I confess that I do not understand it all. Either it is a blatant move to seek assets to sell and prop up the bleeding Episcopal Church or ELCA OR it is a vindictive power play to punish those who wish to leave. It is certainly one aspect of the Church not acting very churchly and seeming rather small in heart. Those who complain about the rights of the minorities in these various situations should be reminded that the minorities have the opportunity (in nearly all cases) to join existing congregations staunchly within the realm of the Episcopal Church or the ELCA -- thereby strengthening those existing congregations. But, that said, it is certainly news of a disconcerting nature... such childish actions by those who claim spiritual maturity.
Unlike these groups, Missouri nearly always lets those who want to leave, well, leave -- property in tact unless hindered by a mortgage to LCEF in which some complications arise. And, in fact, it is the greater wisdom to have those go and to wave good bye to those who have a different confession or no longer wish to play by the same rules as the rest of their brothers and sisters. It would be better all the way around if those in opposition to the church and its confessions/practice would choose to leave rather than change them -- whether Lutheran or Episcopalian or whatever... I do not like this nor do I welcome such defections but how long can a divided church body remain viable?
Before those who think this applies to Missouri, I might suggest that the things that divide Missouri have yet to be fully addressed in a candid and confessional conversation.

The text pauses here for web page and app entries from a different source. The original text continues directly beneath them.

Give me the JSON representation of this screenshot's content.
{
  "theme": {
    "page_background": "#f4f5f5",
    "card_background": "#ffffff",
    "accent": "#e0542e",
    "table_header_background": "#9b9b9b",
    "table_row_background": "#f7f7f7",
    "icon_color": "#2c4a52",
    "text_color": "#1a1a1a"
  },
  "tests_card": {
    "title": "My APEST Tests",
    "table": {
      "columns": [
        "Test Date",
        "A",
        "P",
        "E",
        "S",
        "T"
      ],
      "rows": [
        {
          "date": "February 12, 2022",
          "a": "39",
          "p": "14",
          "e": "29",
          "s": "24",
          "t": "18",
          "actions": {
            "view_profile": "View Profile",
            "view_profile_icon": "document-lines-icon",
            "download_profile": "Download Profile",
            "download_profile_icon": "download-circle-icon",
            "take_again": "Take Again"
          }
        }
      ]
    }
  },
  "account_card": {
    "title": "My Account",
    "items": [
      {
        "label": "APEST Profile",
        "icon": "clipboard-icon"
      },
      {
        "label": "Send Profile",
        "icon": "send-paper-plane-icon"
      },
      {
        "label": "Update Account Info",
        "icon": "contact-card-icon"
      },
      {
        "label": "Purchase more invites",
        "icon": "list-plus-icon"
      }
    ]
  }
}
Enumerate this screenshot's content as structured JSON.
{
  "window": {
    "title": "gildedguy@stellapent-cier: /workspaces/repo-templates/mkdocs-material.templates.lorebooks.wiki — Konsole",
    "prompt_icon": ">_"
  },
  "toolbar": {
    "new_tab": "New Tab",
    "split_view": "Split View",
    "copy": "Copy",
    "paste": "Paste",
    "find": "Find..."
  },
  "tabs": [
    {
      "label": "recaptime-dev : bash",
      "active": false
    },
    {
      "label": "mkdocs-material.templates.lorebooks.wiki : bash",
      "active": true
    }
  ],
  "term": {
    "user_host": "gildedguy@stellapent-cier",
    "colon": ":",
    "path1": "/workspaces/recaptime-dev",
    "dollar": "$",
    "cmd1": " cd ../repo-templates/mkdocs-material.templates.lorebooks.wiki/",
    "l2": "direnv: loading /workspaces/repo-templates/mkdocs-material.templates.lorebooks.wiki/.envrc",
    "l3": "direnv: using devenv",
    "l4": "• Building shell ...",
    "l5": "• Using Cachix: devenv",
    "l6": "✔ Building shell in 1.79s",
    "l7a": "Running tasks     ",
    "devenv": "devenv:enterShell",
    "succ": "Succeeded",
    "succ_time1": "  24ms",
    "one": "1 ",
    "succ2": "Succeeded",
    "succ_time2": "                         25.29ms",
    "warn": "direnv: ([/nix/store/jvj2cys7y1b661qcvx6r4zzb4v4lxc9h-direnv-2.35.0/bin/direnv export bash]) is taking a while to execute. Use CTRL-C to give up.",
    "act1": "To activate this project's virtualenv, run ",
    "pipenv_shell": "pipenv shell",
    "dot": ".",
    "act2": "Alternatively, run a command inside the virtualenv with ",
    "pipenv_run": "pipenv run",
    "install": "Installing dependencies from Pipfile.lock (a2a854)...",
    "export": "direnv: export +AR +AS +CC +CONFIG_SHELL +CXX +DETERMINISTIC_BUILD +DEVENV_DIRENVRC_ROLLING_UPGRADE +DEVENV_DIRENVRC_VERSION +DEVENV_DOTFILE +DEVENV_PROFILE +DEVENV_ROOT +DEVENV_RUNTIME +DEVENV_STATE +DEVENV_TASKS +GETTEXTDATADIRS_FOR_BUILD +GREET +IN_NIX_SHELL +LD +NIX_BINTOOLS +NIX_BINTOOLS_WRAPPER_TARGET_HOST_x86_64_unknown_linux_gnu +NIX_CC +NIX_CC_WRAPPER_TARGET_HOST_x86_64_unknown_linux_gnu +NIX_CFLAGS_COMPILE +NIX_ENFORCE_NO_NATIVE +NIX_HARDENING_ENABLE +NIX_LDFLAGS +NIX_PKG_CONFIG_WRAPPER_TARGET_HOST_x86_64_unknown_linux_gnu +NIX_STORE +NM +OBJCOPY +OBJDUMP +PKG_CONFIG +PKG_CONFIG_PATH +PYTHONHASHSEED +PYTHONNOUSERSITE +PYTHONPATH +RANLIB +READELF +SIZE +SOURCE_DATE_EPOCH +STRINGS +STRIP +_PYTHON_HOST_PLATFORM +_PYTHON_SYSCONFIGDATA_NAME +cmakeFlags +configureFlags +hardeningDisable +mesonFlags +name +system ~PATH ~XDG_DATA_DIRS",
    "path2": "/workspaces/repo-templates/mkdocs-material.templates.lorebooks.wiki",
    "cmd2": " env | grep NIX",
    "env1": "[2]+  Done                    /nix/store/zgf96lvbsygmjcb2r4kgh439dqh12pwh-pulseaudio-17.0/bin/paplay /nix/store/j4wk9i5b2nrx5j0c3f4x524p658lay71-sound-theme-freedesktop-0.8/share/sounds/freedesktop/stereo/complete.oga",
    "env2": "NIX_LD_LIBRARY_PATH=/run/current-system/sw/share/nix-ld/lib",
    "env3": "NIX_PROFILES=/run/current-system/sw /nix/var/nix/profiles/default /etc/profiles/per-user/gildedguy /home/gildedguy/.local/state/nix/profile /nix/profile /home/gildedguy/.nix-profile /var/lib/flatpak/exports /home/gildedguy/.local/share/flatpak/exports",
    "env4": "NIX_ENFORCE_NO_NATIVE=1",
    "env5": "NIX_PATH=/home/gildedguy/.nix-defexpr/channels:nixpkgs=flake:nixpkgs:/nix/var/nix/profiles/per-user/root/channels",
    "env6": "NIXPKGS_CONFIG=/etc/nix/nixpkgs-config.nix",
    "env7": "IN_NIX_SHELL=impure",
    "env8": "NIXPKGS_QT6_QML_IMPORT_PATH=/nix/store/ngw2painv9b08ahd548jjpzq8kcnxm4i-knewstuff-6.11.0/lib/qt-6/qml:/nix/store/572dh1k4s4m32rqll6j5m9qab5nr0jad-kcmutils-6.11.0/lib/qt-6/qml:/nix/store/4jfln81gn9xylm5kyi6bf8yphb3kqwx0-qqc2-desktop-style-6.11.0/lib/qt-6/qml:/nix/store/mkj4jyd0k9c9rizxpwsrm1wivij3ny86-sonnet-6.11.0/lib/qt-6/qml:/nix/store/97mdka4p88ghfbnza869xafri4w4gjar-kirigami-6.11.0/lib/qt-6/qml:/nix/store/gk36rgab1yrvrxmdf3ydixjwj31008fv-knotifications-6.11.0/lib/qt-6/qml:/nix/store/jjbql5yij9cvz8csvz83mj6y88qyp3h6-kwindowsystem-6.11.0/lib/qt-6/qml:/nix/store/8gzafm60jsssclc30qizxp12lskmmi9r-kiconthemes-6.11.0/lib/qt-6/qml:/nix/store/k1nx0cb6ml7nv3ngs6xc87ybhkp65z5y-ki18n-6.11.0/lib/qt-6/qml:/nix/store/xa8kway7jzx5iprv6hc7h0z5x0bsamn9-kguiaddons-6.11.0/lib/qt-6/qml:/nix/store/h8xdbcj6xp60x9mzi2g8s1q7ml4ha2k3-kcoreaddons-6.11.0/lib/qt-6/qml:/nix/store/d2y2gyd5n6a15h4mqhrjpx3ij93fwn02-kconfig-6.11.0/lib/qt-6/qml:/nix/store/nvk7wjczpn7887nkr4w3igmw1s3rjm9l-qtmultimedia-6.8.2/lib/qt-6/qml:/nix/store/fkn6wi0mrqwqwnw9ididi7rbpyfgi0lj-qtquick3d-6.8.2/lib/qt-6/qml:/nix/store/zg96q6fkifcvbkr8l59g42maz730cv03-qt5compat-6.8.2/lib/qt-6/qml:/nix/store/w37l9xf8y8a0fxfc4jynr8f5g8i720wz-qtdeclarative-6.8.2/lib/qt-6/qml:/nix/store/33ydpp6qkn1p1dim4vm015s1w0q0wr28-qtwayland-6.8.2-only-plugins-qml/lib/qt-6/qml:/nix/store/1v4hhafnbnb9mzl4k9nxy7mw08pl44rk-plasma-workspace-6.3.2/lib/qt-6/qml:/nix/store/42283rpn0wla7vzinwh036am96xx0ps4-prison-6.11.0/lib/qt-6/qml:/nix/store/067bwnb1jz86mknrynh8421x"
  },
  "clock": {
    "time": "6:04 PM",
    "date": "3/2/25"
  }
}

Instead, in Missouri (as elsewhere), we have dealt with things by discussing constitution and by-law more than what Scripture says and our Confessions teach. I would suggest we give this latter tack a go before throwing up our arms and insisting that we are not of one mind. But, sadly, like our cousins in other church bodies, our disagreements tend to revolve around the organizational rules more than the real Biblical and confessional issues themselves...